In the face of increasingly valuable appli­cations, escalating threats, rising compliance pressures, more complex solutions, and a growing purchasing sophis­ti­cation that demands real business return on infor­mation security investments, the security solution landscape is rapidly shifting.

The straight­forward appli­cation of separate, best-of-breed security “point” solutions no longer is adequate. Both security technology and more effective overall IT management demand better integration in order to maximize security effec­tiveness and to contribute to the overall simpli­fi­cation and management of the IT fabric. “Consol­i­dation” is a word that’s frequently used by both vendors and users to describe the technical and customer solutions required to increase value while simplifying operation.

These forces are empha­sizing the system-level aspects of security: The integration and corre­lation of a broader source of event infor­mation; the definition and automatic evaluation of high-level policy defin­itions; the automation of as much of network and system operation as possible; the ability to system­at­ically evaluate security vulner­a­bilities under modeled threats; and intel­li­gently plan and evaluate potential mitigation and threat response strategies.

These driving forces are beginning to dramat­ically change the way security is interwoven into the infrastructure.
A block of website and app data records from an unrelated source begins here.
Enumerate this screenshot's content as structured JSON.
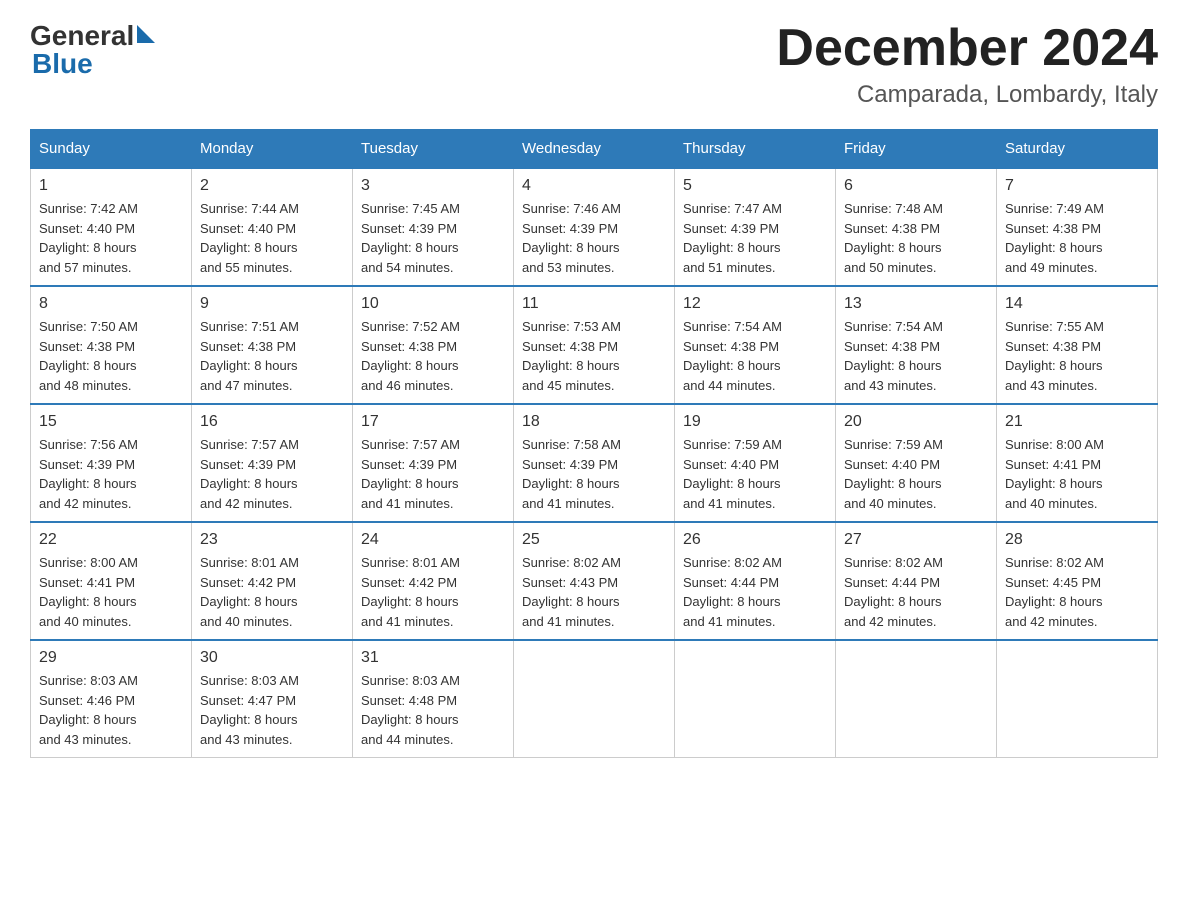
{
  "header": {
    "logo_general": "General",
    "logo_blue": "Blue",
    "month_title": "December 2024",
    "location": "Camparada, Lombardy, Italy"
  },
  "days_of_week": [
    "Sunday",
    "Monday",
    "Tuesday",
    "Wednesday",
    "Thursday",
    "Friday",
    "Saturday"
  ],
  "weeks": [
    [
      {
        "day": "1",
        "sunrise": "7:42 AM",
        "sunset": "4:40 PM",
        "daylight": "8 hours and 57 minutes."
      },
      {
        "day": "2",
        "sunrise": "7:44 AM",
        "sunset": "4:40 PM",
        "daylight": "8 hours and 55 minutes."
      },
      {
        "day": "3",
        "sunrise": "7:45 AM",
        "sunset": "4:39 PM",
        "daylight": "8 hours and 54 minutes."
      },
      {
        "day": "4",
        "sunrise": "7:46 AM",
        "sunset": "4:39 PM",
        "daylight": "8 hours and 53 minutes."
      },
      {
        "day": "5",
        "sunrise": "7:47 AM",
        "sunset": "4:39 PM",
        "daylight": "8 hours and 51 minutes."
      },
      {
        "day": "6",
        "sunrise": "7:48 AM",
        "sunset": "4:38 PM",
        "daylight": "8 hours and 50 minutes."
      },
      {
        "day": "7",
        "sunrise": "7:49 AM",
        "sunset": "4:38 PM",
        "daylight": "8 hours and 49 minutes."
      }
    ],
    [
      {
        "day": "8",
        "sunrise": "7:50 AM",
        "sunset": "4:38 PM",
        "daylight": "8 hours and 48 minutes."
      },
      {
        "day": "9",
        "sunrise": "7:51 AM",
        "sunset": "4:38 PM",
        "daylight": "8 hours and 47 minutes."
      },
      {
        "day": "10",
        "sunrise": "7:52 AM",
        "sunset": "4:38 PM",
        "daylight": "8 hours and 46 minutes."
      },
      {
        "day": "11",
        "sunrise": "7:53 AM",
        "sunset": "4:38 PM",
        "daylight": "8 hours and 45 minutes."
      },
      {
        "day": "12",
        "sunrise": "7:54 AM",
        "sunset": "4:38 PM",
        "daylight": "8 hours and 44 minutes."
      },
      {
        "day": "13",
        "sunrise": "7:54 AM",
        "sunset": "4:38 PM",
        "daylight": "8 hours and 43 minutes."
      },
      {
        "day": "14",
        "sunrise": "7:55 AM",
        "sunset": "4:38 PM",
        "daylight": "8 hours and 43 minutes."
      }
    ],
    [
      {
        "day": "15",
        "sunrise": "7:56 AM",
        "sunset": "4:39 PM",
        "daylight": "8 hours and 42 minutes."
      },
      {
        "day": "16",
        "sunrise": "7:57 AM",
        "sunset": "4:39 PM",
        "daylight": "8 hours and 42 minutes."
      },
      {
        "day": "17",
        "sunrise": "7:57 AM",
        "sunset": "4:39 PM",
        "daylight": "8 hours and 41 minutes."
      },
      {
        "day": "18",
        "sunrise": "7:58 AM",
        "sunset": "4:39 PM",
        "daylight": "8 hours and 41 minutes."
      },
      {
        "day": "19",
        "sunrise": "7:59 AM",
        "sunset": "4:40 PM",
        "daylight": "8 hours and 41 minutes."
      },
      {
        "day": "20",
        "sunrise": "7:59 AM",
        "sunset": "4:40 PM",
        "daylight": "8 hours and 40 minutes."
      },
      {
        "day": "21",
        "sunrise": "8:00 AM",
        "sunset": "4:41 PM",
        "daylight": "8 hours and 40 minutes."
      }
    ],
    [
      {
        "day": "22",
        "sunrise": "8:00 AM",
        "sunset": "4:41 PM",
        "daylight": "8 hours and 40 minutes."
      },
      {
        "day": "23",
        "sunrise": "8:01 AM",
        "sunset": "4:42 PM",
        "daylight": "8 hours and 40 minutes."
      },
      {
        "day": "24",
        "sunrise": "8:01 AM",
        "sunset": "4:42 PM",
        "daylight": "8 hours and 41 minutes."
      },
      {
        "day": "25",
        "sunrise": "8:02 AM",
        "sunset": "4:43 PM",
        "daylight": "8 hours and 41 minutes."
      },
      {
        "day": "26",
        "sunrise": "8:02 AM",
        "sunset": "4:44 PM",
        "daylight": "8 hours and 41 minutes."
      },
      {
        "day": "27",
        "sunrise": "8:02 AM",
        "sunset": "4:44 PM",
        "daylight": "8 hours and 42 minutes."
      },
      {
        "day": "28",
        "sunrise": "8:02 AM",
        "sunset": "4:45 PM",
        "daylight": "8 hours and 42 minutes."
      }
    ],
    [
      {
        "day": "29",
        "sunrise": "8:03 AM",
        "sunset": "4:46 PM",
        "daylight": "8 hours and 43 minutes."
      },
      {
        "day": "30",
        "sunrise": "8:03 AM",
        "sunset": "4:47 PM",
        "daylight": "8 hours and 43 minutes."
      },
      {
        "day": "31",
        "sunrise": "8:03 AM",
        "sunset": "4:48 PM",
        "daylight": "8 hours and 44 minutes."
      },
      null,
      null,
      null,
      null
    ]
  ]
}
As network-connected and network-accessed appli­cations became an important appli­cation model and of increasing importance to business operations, the need for, and importance of security solutions (starting with firewalls) has just grown and grown. Despite the Dot Com meltdown and resulting IT recession, categories such as Firewalls and IDS saw revenues grow steadily throughout. New and rapidly growing categories such as Security Incident Management, Vulner­a­bility Management and Patch Management have emerged and taken off. Even though overall venture capital investment was low during these years, security-focused start-ups grabbed nearly $1B of new venture investment per year. Well funded by revenue growth and additional investment when needed, during these years we saw evolution within existing product lines in all dimensions – increased functionality and bandwidth throughput as well as price/performance improvement and cost reduction. In the same timeframe commu­ni­cations suppliers such as Cisco and Juniper, and the platform companies such as Microsoft, IBM and HP kept upping their security investments and awareness in response to growing customer importance.

Market Drivers

The five big drivers behind the changing security landscape are these:

  1. The increased value of infor­mation security assets being placed on IT systems and networks.
  2. The rapid growth in the use and importance of network-enabled, server-based appli­cations that neces­sarily service a geograph­ically distributed, multi-organization user population.
  3.  The ongoing pressure on CIO’s to increase the effec­tiveness of IT and at the same time make it more cost effective.
  4.  The growing threat posed by increasingly sophis­ticated, “zero day,” and multi-faceted threats.
  5.  The overall size of the security markets and the structural investments by major platform vendors (such as Cisco’s network management initiative and Microsoft’s broad security enhancement investment).

The Bigger Picture – Security Integration and Automation

While customers have been pleased with the business success, re-investment and rapid evolution in security best of breed products, they are simul­ta­neously dismayed by the growing complexity and stovepipe designs that often create as many problems as they solve and require ever increasing investments for staff education, system integration and operation. At the same time the business is making demands on the security team to contribute to initiatives like regulatory compliance or service level management. Point solutions that are islands to themselves are increasingly technically ineffective and too complex and expensive to own and operate.

IRG’s Security Advisory Service focuses on the rapidly changing security market in order to help our clients develop and improve their business strategies.

^ Back to top